━━ DATA FOR ANALYSIS

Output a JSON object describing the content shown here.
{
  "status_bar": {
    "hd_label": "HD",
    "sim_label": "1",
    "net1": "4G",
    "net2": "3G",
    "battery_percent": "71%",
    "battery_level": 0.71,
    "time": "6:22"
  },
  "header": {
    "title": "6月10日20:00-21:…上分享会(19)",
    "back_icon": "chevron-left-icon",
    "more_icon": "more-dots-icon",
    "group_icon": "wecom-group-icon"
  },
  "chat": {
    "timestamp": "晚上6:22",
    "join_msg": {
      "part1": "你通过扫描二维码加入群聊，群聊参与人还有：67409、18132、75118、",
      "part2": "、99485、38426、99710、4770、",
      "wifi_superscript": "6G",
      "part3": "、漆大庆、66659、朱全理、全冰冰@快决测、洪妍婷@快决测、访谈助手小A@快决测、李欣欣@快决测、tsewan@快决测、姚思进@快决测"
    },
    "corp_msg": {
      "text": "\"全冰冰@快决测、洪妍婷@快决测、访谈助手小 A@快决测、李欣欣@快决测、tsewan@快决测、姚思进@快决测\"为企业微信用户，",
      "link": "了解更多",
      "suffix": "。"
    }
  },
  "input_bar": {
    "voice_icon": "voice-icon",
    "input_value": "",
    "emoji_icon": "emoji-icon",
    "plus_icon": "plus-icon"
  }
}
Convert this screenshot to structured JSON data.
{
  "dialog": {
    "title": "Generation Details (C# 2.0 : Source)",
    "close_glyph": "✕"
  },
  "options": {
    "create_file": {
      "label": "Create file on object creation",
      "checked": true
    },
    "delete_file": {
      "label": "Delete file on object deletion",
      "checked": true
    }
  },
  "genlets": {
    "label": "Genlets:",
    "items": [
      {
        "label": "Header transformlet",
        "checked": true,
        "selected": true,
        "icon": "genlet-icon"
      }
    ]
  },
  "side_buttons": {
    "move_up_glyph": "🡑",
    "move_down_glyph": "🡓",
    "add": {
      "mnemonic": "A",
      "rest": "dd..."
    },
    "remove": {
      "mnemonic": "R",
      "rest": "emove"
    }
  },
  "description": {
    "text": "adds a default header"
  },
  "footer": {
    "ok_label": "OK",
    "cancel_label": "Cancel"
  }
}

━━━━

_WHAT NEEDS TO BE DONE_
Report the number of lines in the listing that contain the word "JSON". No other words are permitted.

_SOLUTION_
2